Do you remember March 5, 2020?
In many ways, it was a lifetime ago. A pretty ordinary work day in my life and a normal school day for my kids. NBA, NHL and college basketball seasons were full steam ahead. Among the top news stories that day –
- Elizabeth Warren, once a front-runner, will drop out of presidential race
- In a rare rebuke, Chief Justice Roberts slams Schumer for ‘threatening’ comments
- Mike Bloomberg drops out of the 2020 presidential race
- Katy Perry announces pregnancy in ‘Never Worn White’ music video
- Dixie Chicks announce first album in 14 years
The coronavirus was in the news but it didn’t yet dominate American headlines. It would be nearly two full weeks before San Francisco and other Bay area cities ordered its residents to shelter-in-place.
Given all that happened in the few weeks following March 5, chances are you missed Geneia’s newest white paper, How a Phased Approach to Value-Based Care Works: For Health Plans, Hospitals and their Value-Based Partners.
Much has changed since March 5th.
Just to name a few things, we have a new vocabulary that includes “flatten the curve” and “social distancing.” Many of us have learned to work and school from home.
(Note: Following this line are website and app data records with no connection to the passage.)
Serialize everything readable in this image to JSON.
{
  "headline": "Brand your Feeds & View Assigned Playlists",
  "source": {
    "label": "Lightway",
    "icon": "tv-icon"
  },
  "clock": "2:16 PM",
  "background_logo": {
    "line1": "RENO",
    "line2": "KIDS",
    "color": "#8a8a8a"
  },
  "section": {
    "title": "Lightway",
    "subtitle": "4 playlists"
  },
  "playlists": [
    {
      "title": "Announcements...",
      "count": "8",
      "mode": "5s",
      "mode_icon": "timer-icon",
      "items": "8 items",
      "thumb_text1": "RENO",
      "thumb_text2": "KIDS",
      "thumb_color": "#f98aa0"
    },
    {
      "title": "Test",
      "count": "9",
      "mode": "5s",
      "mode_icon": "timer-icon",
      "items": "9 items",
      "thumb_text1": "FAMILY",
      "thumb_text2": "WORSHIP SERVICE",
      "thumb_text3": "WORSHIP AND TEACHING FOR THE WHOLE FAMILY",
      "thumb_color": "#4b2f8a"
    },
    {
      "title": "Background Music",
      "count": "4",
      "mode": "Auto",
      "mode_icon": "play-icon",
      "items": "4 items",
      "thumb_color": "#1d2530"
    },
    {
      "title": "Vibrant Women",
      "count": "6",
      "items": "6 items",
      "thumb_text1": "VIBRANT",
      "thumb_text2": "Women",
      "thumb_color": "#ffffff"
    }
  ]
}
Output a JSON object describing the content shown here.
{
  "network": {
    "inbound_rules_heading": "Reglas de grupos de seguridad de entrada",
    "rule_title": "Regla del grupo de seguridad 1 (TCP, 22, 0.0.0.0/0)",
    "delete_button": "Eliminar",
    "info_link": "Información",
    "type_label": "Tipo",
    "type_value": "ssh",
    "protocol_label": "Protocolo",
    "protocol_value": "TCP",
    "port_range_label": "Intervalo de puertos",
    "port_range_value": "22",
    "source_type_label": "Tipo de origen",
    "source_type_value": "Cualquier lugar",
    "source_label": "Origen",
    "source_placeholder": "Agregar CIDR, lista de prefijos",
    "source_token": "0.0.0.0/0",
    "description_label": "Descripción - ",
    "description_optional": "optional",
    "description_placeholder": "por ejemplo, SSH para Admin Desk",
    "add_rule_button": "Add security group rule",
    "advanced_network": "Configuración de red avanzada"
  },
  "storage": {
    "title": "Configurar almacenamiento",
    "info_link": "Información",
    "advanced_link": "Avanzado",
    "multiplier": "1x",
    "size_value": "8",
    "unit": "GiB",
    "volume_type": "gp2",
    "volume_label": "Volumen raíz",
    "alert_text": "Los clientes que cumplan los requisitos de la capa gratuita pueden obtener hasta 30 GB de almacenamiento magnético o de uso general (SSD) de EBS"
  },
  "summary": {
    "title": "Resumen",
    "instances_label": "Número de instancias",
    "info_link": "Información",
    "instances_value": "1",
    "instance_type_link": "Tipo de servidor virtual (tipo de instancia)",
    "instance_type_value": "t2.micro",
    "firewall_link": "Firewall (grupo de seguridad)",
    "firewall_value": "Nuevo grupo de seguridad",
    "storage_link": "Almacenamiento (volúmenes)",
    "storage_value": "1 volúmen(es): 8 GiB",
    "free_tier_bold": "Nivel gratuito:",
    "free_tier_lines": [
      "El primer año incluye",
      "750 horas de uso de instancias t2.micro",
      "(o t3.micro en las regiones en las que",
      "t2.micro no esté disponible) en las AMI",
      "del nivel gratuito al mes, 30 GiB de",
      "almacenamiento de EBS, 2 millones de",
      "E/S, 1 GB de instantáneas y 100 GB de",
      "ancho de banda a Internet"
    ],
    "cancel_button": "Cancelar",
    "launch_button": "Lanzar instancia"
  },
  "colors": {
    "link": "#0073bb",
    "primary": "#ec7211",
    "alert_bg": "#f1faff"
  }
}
Physicians and nurses have been called to the frontlines of the fight to save COVID-19 patients, and far too many, have given their lives to the virus. Others have seen their livelihoods evaporate overnight.
Some things haven’t changed.
Physicians, who have long struggled to wholeheartedly embrace value-based care, still have reservations. A Change Healthcare survey conducted in the fall of 2019 found:
- Nearly half (43 percent) of providers derive less than 10 percent of their revenues from a value-based care model.
- Another 29 percent get 10 – 24 percent of revenues from value-based care
- In total, an overwhelming majority (84 percent) of providers say value-based care is the source of less than half of revenues.
Provider engagement, according to a HealthEdge Voice of the Market survey of 151 health plan executives, is the biggest barrier to value-based care implementation and success.
That’s why more health plans are choosing a phased approach to value-based care and population health management, one that often begins with physician and clinician engagement. After all, physicians are the heart of healthcare delivery, and health plans, health systems and hospitals that are succeeding in value-based care have engaged and activated their network of providers.
In our newest white paper, How a Phased Approach to Value-Based Care Works: For Health Plans, Hospitals and their Value-Based Partners, we detail five examples of healthcare organizations using a phased approach: two health plans, one hospital, one health system and one third party administrator.